In fact, she noted, the warrant requirement, by design, imposes certain restrictions on law enforcement to protect suspects’ rights. The time and effort to get a warrant is typically not enough to show exigent circumstances.

“Based on the record before us, we hold that the officers reasonably concluded that use of the ‘exigent form’ was necessary to obtain a prompt response from the cell phone provider when an armed and dangerous suspect was at large,” Keenan said.

‘Rehaif’ rejected

The Fourth Circuit also rejected Hobbs’ argument that the U.S. Supreme Court’s decision in Rehaif v. United States entitled him to vacatur of his conviction for firearm possession.

Keenan said neither the trial court’s failure to instruct the jury on the mens rea requirement, nor the indictment’s failure to allege that element of the offense, affected Hobbs’s substantial rights.

“Hobbs has not proffered ‘a sufficient argument or representation’ that he would have presented a factual basis at trial for contradicting this evidence that he knew he was a felon,” Keenan wrote. “We therefore conclude that Hobbs has failed to carry his burden of showing a reasonable probability that he would not have been convicted absent the Rehaif error.”

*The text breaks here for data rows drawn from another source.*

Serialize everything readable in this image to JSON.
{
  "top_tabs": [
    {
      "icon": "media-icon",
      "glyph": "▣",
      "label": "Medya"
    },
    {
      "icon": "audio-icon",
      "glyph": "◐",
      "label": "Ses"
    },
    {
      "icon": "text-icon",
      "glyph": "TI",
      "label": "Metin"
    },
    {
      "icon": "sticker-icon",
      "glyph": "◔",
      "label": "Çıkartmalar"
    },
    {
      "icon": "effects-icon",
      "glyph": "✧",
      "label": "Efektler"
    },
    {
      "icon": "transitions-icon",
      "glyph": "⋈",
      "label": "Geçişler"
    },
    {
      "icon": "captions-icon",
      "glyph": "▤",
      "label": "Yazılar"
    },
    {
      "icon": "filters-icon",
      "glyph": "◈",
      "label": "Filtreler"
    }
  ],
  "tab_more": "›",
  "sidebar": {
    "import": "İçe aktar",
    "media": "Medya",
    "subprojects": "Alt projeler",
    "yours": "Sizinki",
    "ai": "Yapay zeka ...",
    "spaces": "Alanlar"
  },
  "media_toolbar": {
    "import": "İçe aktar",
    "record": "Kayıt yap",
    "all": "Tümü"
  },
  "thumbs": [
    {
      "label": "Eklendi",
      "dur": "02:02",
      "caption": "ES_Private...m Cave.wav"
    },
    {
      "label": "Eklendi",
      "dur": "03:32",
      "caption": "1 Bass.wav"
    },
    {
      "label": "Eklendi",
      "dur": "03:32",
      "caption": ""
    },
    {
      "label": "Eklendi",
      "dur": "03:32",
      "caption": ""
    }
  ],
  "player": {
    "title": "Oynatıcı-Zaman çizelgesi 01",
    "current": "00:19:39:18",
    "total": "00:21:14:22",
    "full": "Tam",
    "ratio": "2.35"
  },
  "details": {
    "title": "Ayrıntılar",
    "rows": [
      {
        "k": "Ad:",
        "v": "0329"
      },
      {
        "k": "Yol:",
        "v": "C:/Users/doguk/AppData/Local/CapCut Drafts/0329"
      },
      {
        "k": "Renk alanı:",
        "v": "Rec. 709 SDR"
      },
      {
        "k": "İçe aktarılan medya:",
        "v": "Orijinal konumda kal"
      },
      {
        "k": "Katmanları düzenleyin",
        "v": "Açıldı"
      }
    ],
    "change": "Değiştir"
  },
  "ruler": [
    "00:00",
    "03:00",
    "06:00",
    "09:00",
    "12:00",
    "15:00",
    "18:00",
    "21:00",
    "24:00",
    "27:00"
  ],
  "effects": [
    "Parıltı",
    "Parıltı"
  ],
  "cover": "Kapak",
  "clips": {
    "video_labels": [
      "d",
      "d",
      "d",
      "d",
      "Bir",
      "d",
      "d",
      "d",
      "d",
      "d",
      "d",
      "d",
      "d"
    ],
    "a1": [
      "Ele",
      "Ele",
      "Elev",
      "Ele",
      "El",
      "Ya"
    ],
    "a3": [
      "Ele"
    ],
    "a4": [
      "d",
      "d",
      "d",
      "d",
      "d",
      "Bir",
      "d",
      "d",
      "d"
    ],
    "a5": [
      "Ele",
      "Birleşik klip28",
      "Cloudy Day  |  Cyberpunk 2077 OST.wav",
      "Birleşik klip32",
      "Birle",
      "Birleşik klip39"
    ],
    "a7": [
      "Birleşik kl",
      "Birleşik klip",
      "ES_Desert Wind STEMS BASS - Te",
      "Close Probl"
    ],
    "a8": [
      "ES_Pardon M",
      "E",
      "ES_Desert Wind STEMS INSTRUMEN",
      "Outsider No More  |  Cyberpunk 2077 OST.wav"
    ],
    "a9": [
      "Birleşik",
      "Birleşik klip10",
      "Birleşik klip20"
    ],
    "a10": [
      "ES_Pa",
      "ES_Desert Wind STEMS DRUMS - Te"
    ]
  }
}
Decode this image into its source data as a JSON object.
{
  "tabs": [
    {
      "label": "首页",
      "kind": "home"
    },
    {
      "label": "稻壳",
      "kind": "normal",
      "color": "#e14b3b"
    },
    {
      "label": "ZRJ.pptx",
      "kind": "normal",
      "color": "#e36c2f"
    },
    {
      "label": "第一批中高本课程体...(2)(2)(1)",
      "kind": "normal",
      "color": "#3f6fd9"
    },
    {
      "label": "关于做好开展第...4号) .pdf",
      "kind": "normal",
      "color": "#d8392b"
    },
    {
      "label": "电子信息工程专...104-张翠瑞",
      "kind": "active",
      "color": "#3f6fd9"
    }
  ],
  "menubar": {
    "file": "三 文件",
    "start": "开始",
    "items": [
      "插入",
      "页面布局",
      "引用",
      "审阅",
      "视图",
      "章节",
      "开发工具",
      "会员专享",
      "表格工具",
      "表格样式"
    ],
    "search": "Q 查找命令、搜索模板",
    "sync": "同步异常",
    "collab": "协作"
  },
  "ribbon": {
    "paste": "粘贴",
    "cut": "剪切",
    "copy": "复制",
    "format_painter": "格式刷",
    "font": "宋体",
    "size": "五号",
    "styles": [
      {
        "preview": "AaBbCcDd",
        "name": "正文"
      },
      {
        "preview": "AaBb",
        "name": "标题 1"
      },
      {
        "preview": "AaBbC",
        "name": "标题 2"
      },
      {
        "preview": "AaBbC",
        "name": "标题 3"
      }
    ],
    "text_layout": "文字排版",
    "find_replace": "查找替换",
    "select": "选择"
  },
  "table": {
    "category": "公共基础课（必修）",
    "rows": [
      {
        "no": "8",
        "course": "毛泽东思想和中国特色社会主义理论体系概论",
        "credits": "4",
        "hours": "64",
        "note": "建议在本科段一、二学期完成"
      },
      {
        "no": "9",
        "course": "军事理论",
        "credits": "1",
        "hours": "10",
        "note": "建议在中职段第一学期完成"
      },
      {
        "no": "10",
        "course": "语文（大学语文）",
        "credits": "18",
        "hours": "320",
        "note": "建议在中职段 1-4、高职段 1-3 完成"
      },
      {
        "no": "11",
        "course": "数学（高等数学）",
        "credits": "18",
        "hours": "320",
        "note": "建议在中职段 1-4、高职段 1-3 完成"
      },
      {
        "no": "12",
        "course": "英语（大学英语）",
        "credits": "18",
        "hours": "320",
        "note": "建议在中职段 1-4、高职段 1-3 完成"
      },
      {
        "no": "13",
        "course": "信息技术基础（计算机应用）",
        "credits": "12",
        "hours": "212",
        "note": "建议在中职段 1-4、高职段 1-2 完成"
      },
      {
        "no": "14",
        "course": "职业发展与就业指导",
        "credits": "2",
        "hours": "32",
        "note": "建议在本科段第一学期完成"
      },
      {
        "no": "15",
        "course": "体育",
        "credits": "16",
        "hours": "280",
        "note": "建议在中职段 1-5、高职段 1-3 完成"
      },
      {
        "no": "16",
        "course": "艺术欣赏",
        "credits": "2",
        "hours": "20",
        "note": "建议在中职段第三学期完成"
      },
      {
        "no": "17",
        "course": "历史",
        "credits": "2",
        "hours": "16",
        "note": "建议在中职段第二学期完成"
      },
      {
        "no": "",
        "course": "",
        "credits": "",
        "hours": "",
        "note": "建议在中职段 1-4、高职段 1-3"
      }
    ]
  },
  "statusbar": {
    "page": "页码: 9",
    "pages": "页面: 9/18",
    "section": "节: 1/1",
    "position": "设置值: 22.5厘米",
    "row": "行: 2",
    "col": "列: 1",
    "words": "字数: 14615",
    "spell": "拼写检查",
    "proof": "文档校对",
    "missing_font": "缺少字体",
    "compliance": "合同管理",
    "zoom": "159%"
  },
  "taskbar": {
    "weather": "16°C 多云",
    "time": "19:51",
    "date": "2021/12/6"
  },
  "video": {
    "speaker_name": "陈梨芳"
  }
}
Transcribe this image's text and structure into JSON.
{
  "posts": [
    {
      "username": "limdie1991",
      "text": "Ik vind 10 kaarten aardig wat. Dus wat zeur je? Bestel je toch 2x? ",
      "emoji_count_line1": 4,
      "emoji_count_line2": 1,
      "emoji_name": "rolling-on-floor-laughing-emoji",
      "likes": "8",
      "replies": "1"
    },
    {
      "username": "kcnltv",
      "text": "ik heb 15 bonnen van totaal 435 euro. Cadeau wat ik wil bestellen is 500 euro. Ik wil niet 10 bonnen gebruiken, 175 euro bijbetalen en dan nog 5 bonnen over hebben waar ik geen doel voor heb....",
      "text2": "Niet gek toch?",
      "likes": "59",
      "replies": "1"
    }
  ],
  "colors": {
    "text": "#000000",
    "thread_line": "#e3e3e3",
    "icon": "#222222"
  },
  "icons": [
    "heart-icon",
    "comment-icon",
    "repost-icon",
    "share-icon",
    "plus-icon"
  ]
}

Request for en banc determination

Baltimore attorney Joshua E. Hoffman represented Hobbs. He said the issue regarding T-Mobile being “notoriously slow” in responding to warrants was “unexpected” and he was surprised it was effective. He added that he felt the Fourth Circuit misapplied the Caraballo holding because that defendant exhibited a far greater and more imminent threat compared with Hobbs.

On Feb. 15, Hoffman filed a request that the Fourth Circuit conduct a rehearing of the appeal en banc.

Brandon Keith Moore of the Office of the United States Attorney in Baltimore did not respond to a request for comment.